= DIRECTIONS FOR THIS TASK =
The required answer is each line in the entries below where "JSON" occurs.

(Stored data entries)
• • •

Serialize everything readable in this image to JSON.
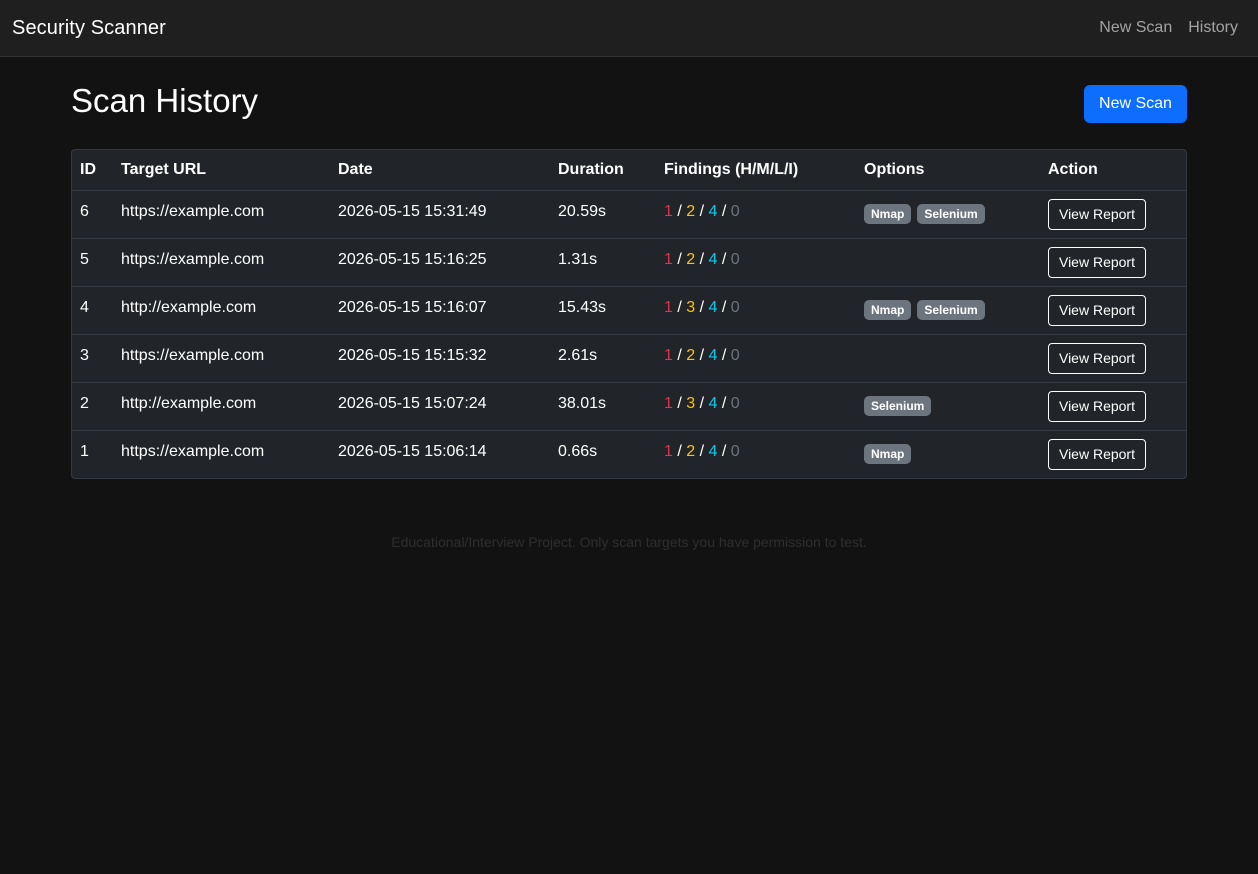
{
  "navbar": {
    "brand": "Security Scanner",
    "links": [
      "New Scan",
      "History"
    ]
  },
  "page": {
    "title": "Scan History",
    "new_scan_label": "New Scan"
  },
  "table": {
    "headers": [
      "ID",
      "Target URL",
      "Date",
      "Duration",
      "Findings (H/M/L/I)",
      "Options",
      "Action"
    ],
    "rows": [
      {
        "id": "6",
        "url": "https://example.com",
        "date": "2026-05-15 15:31:49",
        "duration": "20.59s",
        "findings": {
          "h": "1",
          "m": "2",
          "l": "4",
          "i": "0"
        },
        "options": [
          "Nmap",
          "Selenium"
        ],
        "action": "View Report"
      },
      {
        "id": "5",
        "url": "https://example.com",
        "date": "2026-05-15 15:16:25",
        "duration": "1.31s",
        "findings": {
          "h": "1",
          "m": "2",
          "l": "4",
          "i": "0"
        },
        "options": [],
        "action": "View Report"
      },
      {
        "id": "4",
        "url": "http://example.com",
        "date": "2026-05-15 15:16:07",
        "duration": "15.43s",
        "findings": {
          "h": "1",
          "m": "3",
          "l": "4",
          "i": "0"
        },
        "options": [
          "Nmap",
          "Selenium"
        ],
        "action": "View Report"
      },
      {
        "id": "3",
        "url": "https://example.com",
        "date": "2026-05-15 15:15:32",
        "duration": "2.61s",
        "findings": {
          "h": "1",
          "m": "2",
          "l": "4",
          "i": "0"
        },
        "options": [],
        "action": "View Report"
      },
      {
        "id": "2",
        "url": "http://example.com",
        "date": "2026-05-15 15:07:24",
        "duration": "38.01s",
        "findings": {
          "h": "1",
          "m": "3",
          "l": "4",
          "i": "0"
        },
        "options": [
          "Selenium"
        ],
        "action": "View Report"
      },
      {
        "id": "1",
        "url": "https://example.com",
        "date": "2026-05-15 15:06:14",
        "duration": "0.66s",
        "findings": {
          "h": "1",
          "m": "2",
          "l": "4",
          "i": "0"
        },
        "options": [
          "Nmap"
        ],
        "action": "View Report"
      }
    ]
  },
  "footer": {
    "text": "Educational/Interview Project. Only scan targets you have permission to test."
  },
  "colors": {
    "background": "#121212",
    "navbar": "#1f1f1f",
    "primary": "#0d6efd",
    "high": "#dc3545",
    "medium": "#ffc107",
    "low": "#0dcaf0",
    "info": "#6c757d"
  }
}
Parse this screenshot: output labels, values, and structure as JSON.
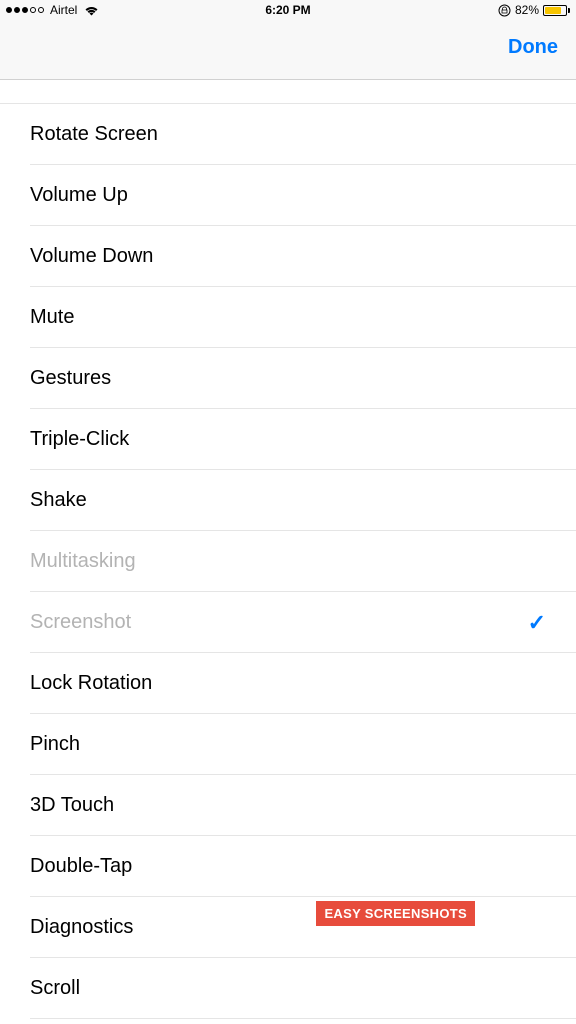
{
  "status_bar": {
    "carrier": "Airtel",
    "time": "6:20 PM",
    "battery_pct": "82%",
    "battery_fill_pct": 82
  },
  "nav": {
    "done_label": "Done"
  },
  "list": {
    "items": [
      {
        "label": "Rotate Screen",
        "disabled": false,
        "checked": false
      },
      {
        "label": "Volume Up",
        "disabled": false,
        "checked": false
      },
      {
        "label": "Volume Down",
        "disabled": false,
        "checked": false
      },
      {
        "label": "Mute",
        "disabled": false,
        "checked": false
      },
      {
        "label": "Gestures",
        "disabled": false,
        "checked": false
      },
      {
        "label": "Triple-Click",
        "disabled": false,
        "checked": false
      },
      {
        "label": "Shake",
        "disabled": false,
        "checked": false
      },
      {
        "label": "Multitasking",
        "disabled": true,
        "checked": false
      },
      {
        "label": "Screenshot",
        "disabled": true,
        "checked": true
      },
      {
        "label": "Lock Rotation",
        "disabled": false,
        "checked": false
      },
      {
        "label": "Pinch",
        "disabled": false,
        "checked": false
      },
      {
        "label": "3D Touch",
        "disabled": false,
        "checked": false
      },
      {
        "label": "Double-Tap",
        "disabled": false,
        "checked": false
      },
      {
        "label": "Diagnostics",
        "disabled": false,
        "checked": false
      },
      {
        "label": "Scroll",
        "disabled": false,
        "checked": false
      }
    ]
  },
  "watermark": "EASY SCREENSHOTS"
}
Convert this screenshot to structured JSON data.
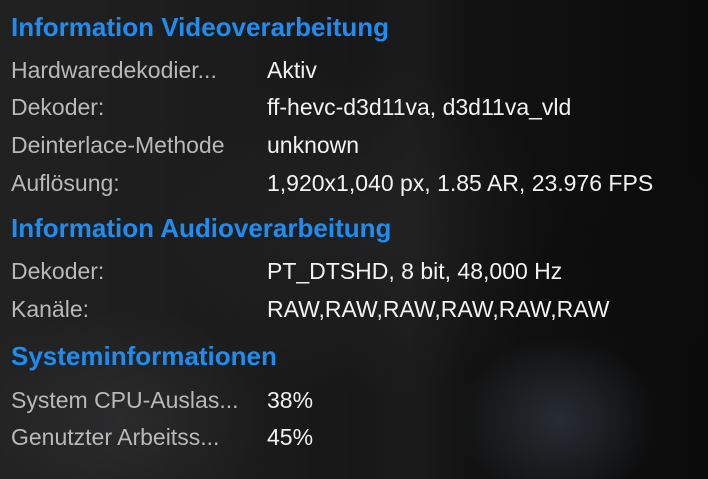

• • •

= SOLVED PROBLEM =
Serialize everything readable in this image to JSON.
Parse this screenshot: output labels, values, and structure as JSON.
Convert this screenshot to structured JSON data.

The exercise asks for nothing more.